I looked into the aluminum issue long ago, and while I'm not sure anybody knows how alzheimers patients achieve higher levels of aluminum in their systems, I don't believe it comes from cooking in aluminum or from aluminum oxide.  What I read is that it takes a strong alkaline solution to leach aluminum into the food, and most foods (and all of your digestion system) are acidic.  We still choose not to cook in aluminum however, prefering stainless steel for most things and cast iron for the rest, no teflon in our house.  Aluminum oxide is inert, like glass, and very stable as far as I know and I doubt there is any way for your digestive system to derive aluminum from it.  I'd personally have absolutely no problem with using stones that have aluminum oxide in them.  I'm pretty sure aluminum oxide is what's in antiperspirants too (works by physically plugging sweat glands.)


Just my 2-bits


Brian


 

akostadinov's picture
akostadinov

I'm reading that it reacts with some acids and bases [1] and [2]
producing for example AlCl3. [2] though claims that the alpha-form
is highly inert and they talk about the more reactive forms. I assume the mill stones are made from the alpha form. Unfortunately they don't tell what it takes to make a reaction with the alpha form (just want to be sure it's far from possible in the human body).

I'm also interested to know what is the purity of the mill stones. I think that it isn't possible to have 100% pure matherial. So what are the other ingredients of the stones is also important for me. Some info about different purities can be found in [3]. Aluminum oxide is said to have almost white color and looking at the mill stones pictures like the wonder junior, I am wondering where the dark color comes from...

[1] http://wiki.answers.com/Q/Does_aluminum_oxide_react_with_hydrochloric_acid
[2] http://www.chemguide.co.uk/inorganic/period3/oxidesh2o.html
[3] http://accuratus.com/alumox.html

karinb's picture
karinb

I have a NutriMill and love it.  I have been using mine for years and it is holding up just great. I know that at whatever time I need to get a new mill I will get the same kind.


The Whispermill is now manufactured under the WonderMill name.  My understanding is that the quality issue they had with one of the parts has been retooled and no longer has any problems.


Although the NutriMill is a little louder than the Wondermill, I don't like the idea that the mill MUST be on in order to pour in the grain.  If I got a phone call or had to stop the mill before it would be done, it would jam and I'd have a problem. 

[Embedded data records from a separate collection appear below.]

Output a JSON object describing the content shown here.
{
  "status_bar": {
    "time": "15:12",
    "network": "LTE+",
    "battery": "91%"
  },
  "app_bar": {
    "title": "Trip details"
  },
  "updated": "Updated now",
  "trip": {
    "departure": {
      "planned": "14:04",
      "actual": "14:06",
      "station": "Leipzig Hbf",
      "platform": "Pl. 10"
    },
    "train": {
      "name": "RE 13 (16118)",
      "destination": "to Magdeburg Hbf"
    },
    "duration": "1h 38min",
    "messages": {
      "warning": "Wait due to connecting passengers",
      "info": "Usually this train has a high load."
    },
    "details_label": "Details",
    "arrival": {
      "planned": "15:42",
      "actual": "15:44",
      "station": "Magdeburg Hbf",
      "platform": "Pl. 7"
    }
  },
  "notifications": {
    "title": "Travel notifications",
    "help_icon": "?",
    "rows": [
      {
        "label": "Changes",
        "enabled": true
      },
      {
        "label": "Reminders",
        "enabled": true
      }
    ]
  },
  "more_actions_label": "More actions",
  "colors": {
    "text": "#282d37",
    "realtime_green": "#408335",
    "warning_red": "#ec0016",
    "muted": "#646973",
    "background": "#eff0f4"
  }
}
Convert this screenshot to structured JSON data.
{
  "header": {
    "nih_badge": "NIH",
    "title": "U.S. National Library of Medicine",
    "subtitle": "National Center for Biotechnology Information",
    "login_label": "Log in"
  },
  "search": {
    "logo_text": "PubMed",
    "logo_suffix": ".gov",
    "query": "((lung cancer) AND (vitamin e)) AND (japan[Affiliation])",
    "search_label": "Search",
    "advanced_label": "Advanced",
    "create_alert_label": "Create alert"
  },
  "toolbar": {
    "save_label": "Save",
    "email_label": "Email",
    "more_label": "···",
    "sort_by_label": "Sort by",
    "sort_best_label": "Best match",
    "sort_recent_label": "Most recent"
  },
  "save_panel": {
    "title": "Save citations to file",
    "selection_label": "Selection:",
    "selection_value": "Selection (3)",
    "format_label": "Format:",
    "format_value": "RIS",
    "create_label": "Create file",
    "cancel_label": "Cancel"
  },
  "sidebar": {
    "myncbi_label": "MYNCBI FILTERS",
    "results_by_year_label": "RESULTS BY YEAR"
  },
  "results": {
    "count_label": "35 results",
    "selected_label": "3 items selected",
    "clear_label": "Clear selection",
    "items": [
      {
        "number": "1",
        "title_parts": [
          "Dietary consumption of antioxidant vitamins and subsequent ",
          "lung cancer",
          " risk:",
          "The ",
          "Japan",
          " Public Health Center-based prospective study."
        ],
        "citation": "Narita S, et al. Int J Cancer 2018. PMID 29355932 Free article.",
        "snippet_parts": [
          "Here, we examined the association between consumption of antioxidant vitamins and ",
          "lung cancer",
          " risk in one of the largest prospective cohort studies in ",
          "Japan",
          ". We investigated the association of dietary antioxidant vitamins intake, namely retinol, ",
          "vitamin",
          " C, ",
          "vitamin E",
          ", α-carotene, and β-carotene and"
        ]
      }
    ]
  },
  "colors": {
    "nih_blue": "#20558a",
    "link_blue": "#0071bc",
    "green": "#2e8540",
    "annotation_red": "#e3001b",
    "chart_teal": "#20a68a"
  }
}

Other reasons why I prefer the Nutrimill over the WonderMill:



  • You can't mill something very fine like amarynth in the Wondermill or it will get clogged up (and I LOVE using amarynth!!!)

  • The WonderMill has extra pieces to put together when you want to mill

  • The NutriMill has a larger hopper and bowl


When I get ready to mill, I put in the grain and walk away to do something else and I can hear the change in the grinding to know when it is done (has a higher pitch).


I regularly mill popcorn in the NutriMill using both a coarse and a finer grind (depending on what I want to do).  I find that the popcorn has a "smoother" (can't think of a better description) consistency in the finished product to a regular corn.


An interesting tidbit - over the last couple of years we had no air conditioning for a good amount of time (and I live in south Florida).  The high temperatures made my mill casing change to a very light buttery yellow color.  I had a friend come over and asked where I got my mill because she wanted to get the yellow one and has only seen the white. LOL!


I hope this info helps.

karinb's picture
karinb

Just a clarification - the NutriMill does NOT need to be running when the grain is poured in - the WonderMill does

loydb's picture
loydb

I'm a huge fan of Retsel because of how gently it treats the grain and how I can easily do cracked grain (Rye) with it by loosening the wheels. Also lot of the hammer/impact mills sound like a jet engine, which makes it hard to listen to PTI while I bake. :)